** What the exercise asks **
Scan the data below and report how many lines include the word "cashier". Nothing else is wanted.

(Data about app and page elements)
* * * * * * * * *
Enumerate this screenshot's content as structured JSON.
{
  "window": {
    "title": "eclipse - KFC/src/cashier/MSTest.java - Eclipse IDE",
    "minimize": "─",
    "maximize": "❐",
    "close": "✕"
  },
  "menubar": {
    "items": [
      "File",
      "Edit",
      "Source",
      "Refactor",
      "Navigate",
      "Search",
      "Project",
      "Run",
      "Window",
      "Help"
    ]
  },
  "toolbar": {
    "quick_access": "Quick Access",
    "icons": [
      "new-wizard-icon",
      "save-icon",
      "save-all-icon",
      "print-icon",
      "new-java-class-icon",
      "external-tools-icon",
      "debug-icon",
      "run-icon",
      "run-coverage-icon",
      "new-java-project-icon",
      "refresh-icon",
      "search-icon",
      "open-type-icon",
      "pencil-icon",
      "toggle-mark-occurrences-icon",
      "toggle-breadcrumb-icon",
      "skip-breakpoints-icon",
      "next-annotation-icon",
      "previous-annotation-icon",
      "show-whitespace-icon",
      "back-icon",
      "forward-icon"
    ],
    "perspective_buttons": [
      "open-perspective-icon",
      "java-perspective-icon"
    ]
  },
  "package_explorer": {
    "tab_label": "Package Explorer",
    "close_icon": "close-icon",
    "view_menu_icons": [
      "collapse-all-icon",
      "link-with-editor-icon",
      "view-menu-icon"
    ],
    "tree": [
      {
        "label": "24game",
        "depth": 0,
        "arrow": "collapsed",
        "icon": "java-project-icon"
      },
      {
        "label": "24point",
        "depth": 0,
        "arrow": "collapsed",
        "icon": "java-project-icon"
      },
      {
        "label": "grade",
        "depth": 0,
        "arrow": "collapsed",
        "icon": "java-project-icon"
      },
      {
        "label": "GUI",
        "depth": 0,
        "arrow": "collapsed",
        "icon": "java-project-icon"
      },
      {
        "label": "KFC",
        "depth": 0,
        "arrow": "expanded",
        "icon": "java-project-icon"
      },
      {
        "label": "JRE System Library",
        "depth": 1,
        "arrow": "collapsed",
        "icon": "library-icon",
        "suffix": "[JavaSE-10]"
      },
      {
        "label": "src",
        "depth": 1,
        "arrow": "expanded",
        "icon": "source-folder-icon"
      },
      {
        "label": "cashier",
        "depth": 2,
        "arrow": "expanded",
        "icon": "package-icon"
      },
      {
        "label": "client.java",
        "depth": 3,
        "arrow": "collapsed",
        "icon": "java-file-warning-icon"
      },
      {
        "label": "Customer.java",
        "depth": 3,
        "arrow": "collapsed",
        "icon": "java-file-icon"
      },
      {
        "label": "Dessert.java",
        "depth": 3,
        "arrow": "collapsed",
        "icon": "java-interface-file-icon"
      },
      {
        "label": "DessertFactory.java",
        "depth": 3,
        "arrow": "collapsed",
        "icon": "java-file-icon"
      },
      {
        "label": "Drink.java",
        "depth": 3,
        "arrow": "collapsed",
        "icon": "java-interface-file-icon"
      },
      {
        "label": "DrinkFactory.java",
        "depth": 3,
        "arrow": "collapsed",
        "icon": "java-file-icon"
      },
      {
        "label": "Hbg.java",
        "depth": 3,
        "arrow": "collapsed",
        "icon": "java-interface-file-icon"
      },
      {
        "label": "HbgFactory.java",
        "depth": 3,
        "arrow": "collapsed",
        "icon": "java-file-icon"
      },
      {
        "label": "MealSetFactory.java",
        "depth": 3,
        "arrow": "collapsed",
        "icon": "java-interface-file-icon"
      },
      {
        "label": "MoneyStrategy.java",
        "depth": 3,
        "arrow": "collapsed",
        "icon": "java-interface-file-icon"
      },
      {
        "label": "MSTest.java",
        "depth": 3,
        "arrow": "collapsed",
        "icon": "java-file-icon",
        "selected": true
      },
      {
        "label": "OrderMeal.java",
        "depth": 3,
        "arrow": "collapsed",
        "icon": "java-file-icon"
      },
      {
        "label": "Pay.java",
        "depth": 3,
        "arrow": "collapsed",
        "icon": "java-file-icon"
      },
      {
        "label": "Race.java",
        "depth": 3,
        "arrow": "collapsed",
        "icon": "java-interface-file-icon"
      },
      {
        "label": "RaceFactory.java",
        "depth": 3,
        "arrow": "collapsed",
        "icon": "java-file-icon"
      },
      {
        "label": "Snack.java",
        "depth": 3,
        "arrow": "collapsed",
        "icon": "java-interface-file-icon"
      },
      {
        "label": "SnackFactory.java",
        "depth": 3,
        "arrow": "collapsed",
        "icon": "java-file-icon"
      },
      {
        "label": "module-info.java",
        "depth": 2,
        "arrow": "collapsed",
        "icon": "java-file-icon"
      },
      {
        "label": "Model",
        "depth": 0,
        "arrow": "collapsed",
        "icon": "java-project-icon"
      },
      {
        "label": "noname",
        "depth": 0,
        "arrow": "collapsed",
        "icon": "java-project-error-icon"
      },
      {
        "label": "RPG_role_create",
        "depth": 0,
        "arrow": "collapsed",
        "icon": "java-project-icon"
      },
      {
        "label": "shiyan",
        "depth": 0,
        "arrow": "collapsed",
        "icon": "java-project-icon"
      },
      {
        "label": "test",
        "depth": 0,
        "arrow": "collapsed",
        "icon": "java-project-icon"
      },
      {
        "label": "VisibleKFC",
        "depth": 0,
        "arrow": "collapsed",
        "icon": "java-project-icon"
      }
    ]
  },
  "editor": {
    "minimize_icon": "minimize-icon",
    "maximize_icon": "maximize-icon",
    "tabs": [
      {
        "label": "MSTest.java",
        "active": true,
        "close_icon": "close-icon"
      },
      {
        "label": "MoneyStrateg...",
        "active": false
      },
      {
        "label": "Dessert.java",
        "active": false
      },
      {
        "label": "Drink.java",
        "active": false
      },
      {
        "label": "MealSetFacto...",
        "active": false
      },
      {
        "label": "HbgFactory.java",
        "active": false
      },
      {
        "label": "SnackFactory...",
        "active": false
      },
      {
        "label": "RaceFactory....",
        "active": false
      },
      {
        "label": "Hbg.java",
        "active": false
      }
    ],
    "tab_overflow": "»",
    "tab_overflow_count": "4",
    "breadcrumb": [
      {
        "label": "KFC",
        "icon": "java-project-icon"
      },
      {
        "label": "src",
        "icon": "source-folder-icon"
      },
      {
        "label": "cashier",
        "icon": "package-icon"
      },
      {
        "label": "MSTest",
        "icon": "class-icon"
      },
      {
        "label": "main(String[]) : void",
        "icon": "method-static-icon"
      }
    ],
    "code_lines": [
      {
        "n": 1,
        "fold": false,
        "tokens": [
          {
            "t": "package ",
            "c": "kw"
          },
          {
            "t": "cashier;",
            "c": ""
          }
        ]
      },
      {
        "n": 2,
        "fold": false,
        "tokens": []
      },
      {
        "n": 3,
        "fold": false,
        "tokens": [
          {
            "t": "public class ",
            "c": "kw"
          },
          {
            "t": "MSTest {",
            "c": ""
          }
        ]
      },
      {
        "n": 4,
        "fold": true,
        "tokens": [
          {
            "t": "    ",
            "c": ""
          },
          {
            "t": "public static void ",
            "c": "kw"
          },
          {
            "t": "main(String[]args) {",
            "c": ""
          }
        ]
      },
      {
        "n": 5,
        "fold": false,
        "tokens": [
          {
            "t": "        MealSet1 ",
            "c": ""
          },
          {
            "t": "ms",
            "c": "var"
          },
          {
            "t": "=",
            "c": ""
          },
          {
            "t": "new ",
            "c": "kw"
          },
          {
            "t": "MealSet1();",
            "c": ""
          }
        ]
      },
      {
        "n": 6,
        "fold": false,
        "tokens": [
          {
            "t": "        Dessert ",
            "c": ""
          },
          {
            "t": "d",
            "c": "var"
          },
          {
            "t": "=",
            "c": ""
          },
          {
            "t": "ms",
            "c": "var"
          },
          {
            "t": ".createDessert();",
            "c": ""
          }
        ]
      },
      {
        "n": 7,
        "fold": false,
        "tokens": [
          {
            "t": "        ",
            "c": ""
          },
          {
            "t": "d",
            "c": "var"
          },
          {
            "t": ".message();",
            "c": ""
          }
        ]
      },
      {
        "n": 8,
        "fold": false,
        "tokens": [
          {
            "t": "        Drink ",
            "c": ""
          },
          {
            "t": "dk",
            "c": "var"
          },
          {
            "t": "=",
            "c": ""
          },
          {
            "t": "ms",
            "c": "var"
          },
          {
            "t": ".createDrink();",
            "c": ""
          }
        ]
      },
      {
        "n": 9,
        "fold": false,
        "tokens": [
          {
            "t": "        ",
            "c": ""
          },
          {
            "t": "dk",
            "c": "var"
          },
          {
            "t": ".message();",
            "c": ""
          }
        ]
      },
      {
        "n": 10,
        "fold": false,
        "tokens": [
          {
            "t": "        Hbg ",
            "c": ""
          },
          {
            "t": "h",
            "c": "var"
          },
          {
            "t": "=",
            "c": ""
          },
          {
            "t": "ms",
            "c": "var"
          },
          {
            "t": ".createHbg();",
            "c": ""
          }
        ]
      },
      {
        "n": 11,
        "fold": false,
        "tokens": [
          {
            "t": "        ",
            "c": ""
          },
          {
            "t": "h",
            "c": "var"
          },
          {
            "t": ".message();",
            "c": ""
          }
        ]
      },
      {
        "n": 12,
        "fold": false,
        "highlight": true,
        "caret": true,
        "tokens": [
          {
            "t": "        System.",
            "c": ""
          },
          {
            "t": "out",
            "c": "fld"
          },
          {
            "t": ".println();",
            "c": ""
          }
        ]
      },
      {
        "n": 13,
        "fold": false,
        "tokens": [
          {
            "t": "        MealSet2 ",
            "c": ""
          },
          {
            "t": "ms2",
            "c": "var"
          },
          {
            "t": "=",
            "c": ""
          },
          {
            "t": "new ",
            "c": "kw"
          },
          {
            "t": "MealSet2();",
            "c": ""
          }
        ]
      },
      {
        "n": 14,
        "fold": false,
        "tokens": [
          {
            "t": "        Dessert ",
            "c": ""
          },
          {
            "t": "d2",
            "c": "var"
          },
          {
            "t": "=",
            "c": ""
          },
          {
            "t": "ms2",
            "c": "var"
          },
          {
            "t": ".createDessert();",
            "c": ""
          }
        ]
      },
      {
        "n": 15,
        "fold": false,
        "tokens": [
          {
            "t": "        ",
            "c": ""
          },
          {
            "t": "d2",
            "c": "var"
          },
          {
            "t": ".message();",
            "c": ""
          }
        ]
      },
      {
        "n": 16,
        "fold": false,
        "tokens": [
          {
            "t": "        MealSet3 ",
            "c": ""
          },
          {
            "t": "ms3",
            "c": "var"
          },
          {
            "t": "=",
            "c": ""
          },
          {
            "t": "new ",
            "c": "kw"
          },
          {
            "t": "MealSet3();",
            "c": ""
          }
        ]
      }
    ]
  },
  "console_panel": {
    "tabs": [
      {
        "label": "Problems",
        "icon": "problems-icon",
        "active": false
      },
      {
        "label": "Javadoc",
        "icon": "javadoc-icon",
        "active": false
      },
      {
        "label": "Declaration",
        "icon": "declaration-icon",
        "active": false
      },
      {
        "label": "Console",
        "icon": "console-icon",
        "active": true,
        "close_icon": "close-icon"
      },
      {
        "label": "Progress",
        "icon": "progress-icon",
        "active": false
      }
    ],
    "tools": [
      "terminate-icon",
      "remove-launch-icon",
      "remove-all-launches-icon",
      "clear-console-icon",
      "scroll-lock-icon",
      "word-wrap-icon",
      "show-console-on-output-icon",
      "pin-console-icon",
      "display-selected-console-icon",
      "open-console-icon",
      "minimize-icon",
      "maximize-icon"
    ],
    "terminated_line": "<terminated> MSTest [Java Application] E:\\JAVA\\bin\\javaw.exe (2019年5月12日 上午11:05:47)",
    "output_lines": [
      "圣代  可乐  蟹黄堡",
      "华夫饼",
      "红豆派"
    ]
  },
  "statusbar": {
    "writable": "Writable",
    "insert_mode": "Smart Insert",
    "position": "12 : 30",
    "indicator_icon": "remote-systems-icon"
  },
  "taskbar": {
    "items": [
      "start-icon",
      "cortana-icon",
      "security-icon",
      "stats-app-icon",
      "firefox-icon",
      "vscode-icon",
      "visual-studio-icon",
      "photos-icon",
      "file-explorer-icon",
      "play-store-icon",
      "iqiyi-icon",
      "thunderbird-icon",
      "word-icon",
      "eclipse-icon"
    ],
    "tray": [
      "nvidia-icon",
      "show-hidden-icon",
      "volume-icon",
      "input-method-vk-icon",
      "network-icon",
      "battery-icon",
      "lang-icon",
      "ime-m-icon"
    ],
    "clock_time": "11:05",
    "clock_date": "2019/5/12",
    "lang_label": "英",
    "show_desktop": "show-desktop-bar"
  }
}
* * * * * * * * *
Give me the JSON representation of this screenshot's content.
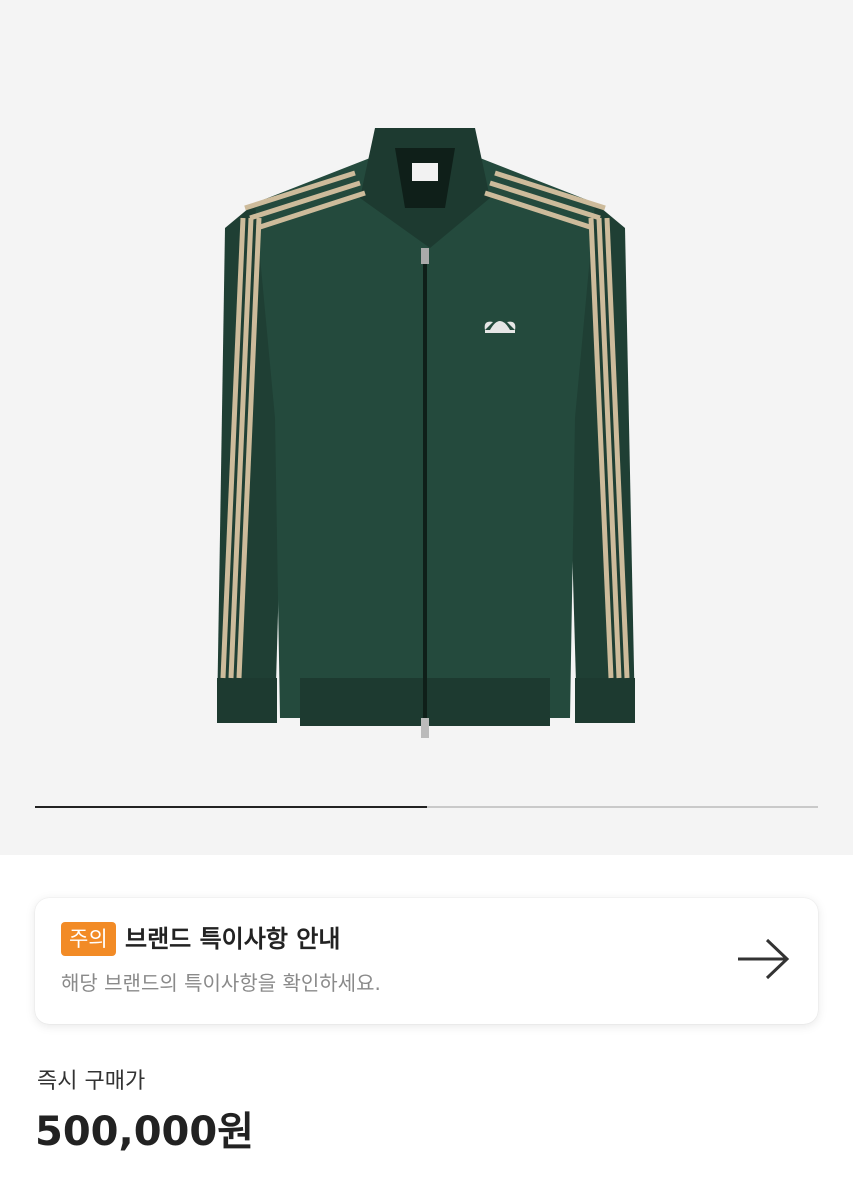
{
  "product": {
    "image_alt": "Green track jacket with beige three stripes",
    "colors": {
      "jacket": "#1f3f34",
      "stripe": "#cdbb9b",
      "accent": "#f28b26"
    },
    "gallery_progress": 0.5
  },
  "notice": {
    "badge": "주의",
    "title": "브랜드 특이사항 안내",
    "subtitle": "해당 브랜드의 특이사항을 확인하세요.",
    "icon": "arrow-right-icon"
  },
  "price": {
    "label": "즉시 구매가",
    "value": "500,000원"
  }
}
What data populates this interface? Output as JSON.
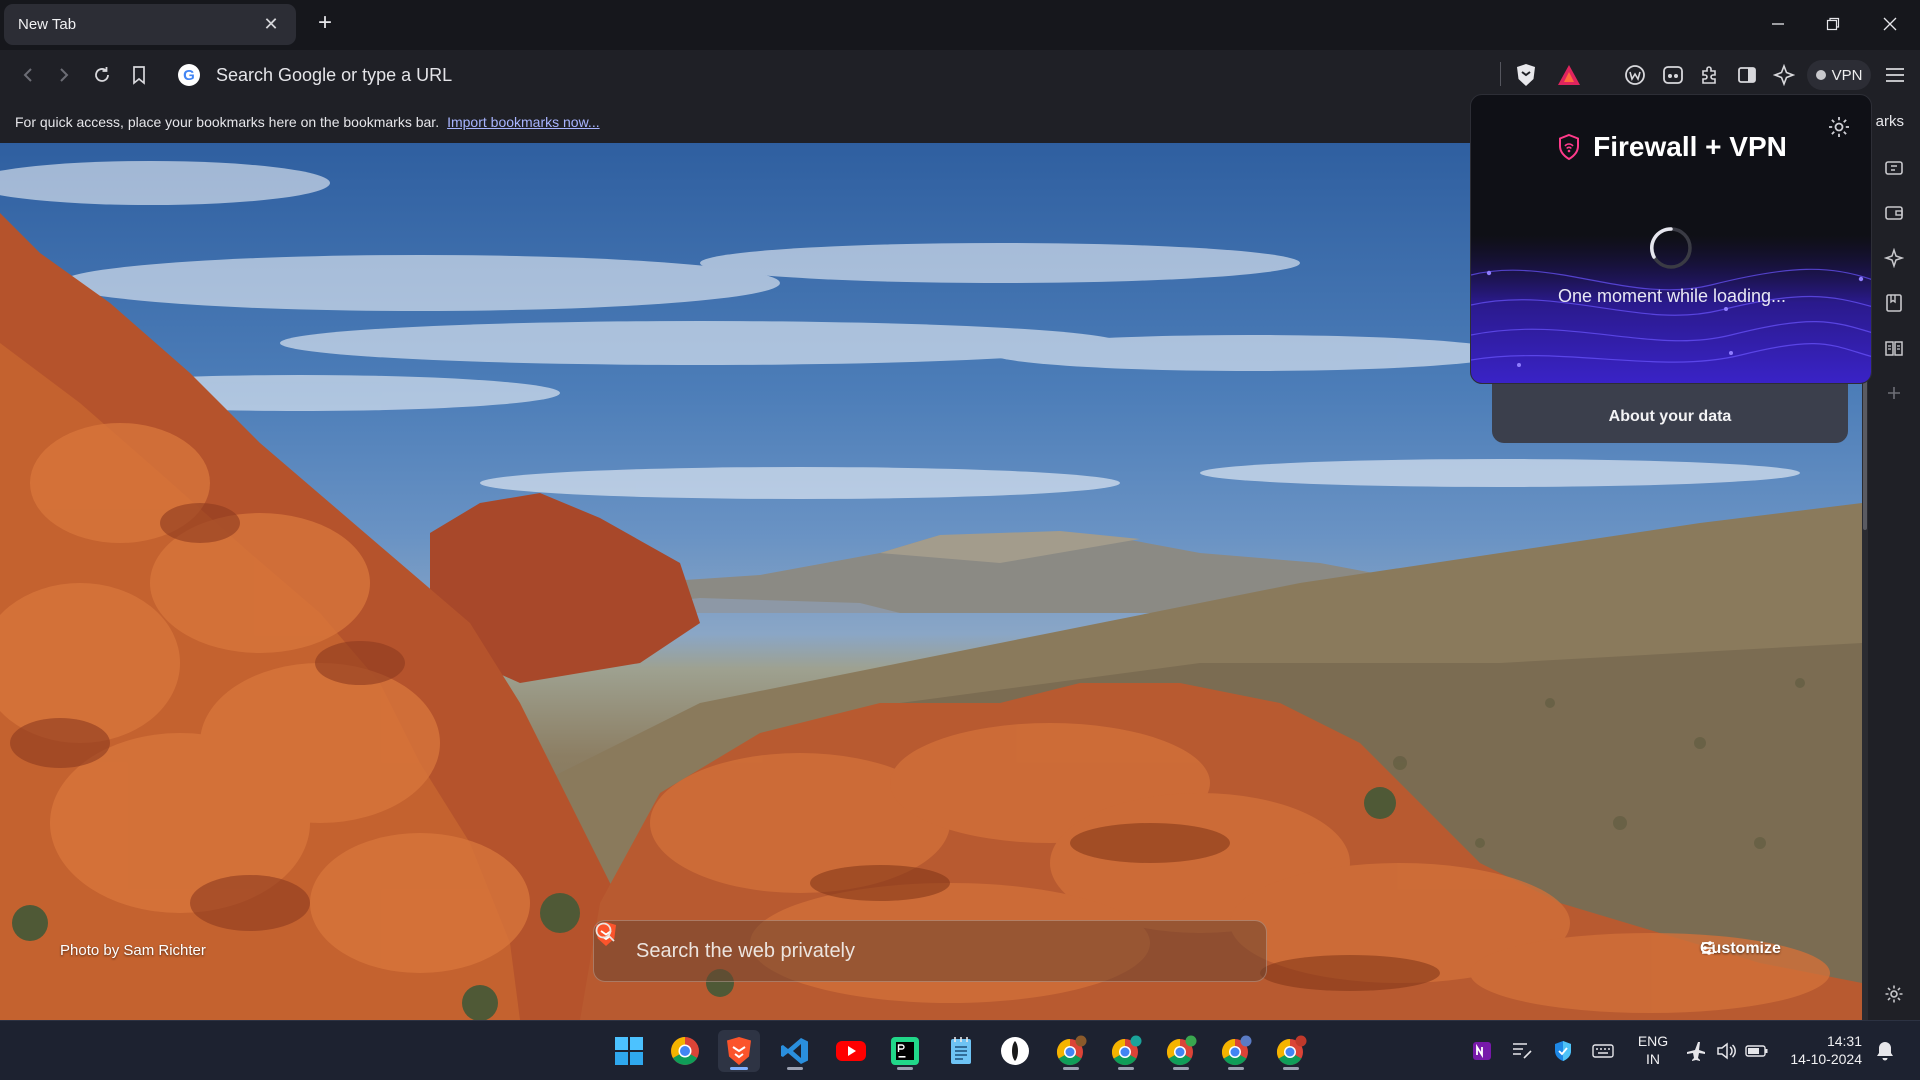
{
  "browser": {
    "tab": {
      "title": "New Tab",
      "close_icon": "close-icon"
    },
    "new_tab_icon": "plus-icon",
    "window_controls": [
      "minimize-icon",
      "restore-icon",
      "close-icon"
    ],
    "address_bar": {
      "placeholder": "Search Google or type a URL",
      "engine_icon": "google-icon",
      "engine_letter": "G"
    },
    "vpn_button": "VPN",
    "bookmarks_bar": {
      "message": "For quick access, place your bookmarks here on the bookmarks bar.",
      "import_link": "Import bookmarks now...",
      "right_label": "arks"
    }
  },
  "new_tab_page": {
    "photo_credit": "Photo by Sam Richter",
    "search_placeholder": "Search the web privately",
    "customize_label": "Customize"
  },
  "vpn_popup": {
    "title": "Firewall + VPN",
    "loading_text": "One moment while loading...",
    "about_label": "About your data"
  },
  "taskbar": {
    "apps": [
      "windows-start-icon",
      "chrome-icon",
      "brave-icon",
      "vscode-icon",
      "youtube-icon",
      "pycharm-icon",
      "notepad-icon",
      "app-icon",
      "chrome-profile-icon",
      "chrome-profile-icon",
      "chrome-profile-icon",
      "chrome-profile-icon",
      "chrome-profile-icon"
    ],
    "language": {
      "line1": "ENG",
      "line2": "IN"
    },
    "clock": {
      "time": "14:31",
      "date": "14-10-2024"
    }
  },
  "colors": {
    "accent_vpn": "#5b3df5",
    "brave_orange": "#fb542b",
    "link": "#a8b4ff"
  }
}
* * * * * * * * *
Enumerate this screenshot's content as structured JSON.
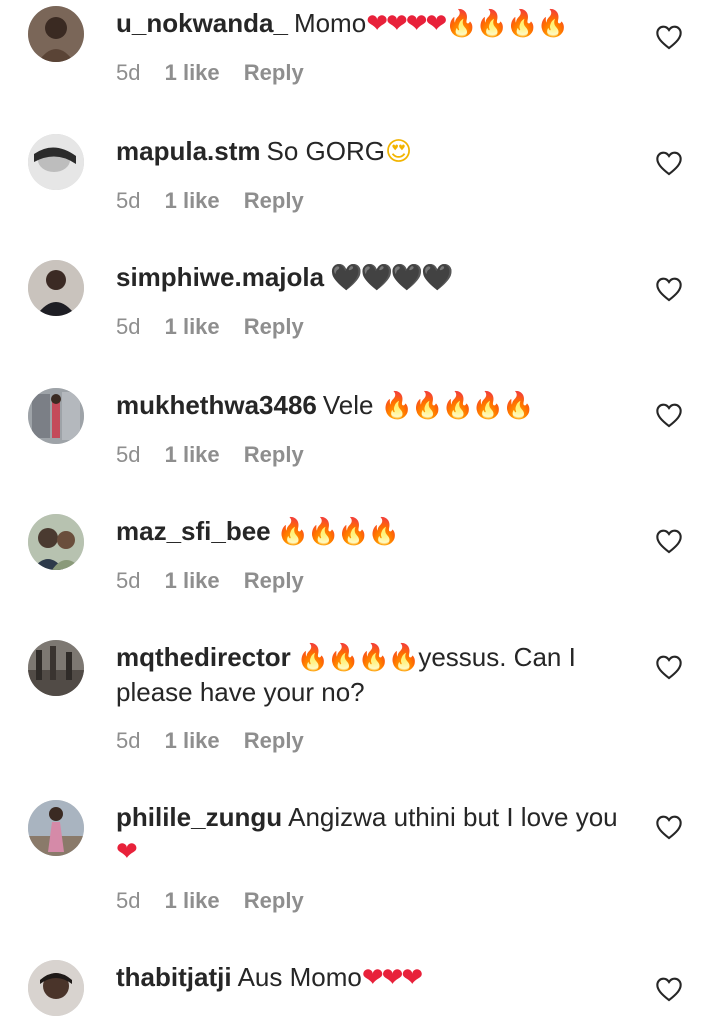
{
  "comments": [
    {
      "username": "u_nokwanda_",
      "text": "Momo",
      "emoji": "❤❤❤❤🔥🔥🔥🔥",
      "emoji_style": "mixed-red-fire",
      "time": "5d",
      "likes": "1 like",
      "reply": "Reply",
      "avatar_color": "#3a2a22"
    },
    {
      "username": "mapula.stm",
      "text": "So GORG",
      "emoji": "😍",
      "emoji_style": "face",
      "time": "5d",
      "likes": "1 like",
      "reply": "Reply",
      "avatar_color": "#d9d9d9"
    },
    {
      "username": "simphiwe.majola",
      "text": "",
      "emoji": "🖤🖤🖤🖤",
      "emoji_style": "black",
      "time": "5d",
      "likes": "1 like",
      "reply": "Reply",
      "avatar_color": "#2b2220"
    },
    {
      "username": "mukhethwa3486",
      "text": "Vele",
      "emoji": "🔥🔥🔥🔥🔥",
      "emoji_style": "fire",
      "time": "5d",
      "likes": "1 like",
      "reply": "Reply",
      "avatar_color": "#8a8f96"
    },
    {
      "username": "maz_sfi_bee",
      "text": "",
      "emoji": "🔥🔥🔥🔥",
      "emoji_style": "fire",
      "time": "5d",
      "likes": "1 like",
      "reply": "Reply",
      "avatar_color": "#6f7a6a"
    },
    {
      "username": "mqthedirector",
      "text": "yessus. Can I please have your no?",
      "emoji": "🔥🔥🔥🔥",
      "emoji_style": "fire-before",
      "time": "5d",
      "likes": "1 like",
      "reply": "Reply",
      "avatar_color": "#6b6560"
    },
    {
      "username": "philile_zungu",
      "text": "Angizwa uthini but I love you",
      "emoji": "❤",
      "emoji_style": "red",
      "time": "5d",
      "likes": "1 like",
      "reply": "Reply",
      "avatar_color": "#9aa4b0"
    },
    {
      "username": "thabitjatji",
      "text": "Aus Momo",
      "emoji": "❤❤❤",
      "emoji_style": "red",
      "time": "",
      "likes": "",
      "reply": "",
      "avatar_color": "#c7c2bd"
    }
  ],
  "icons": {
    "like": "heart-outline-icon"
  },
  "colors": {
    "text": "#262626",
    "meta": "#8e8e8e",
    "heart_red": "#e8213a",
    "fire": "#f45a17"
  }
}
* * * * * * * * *
** Output of the task **
4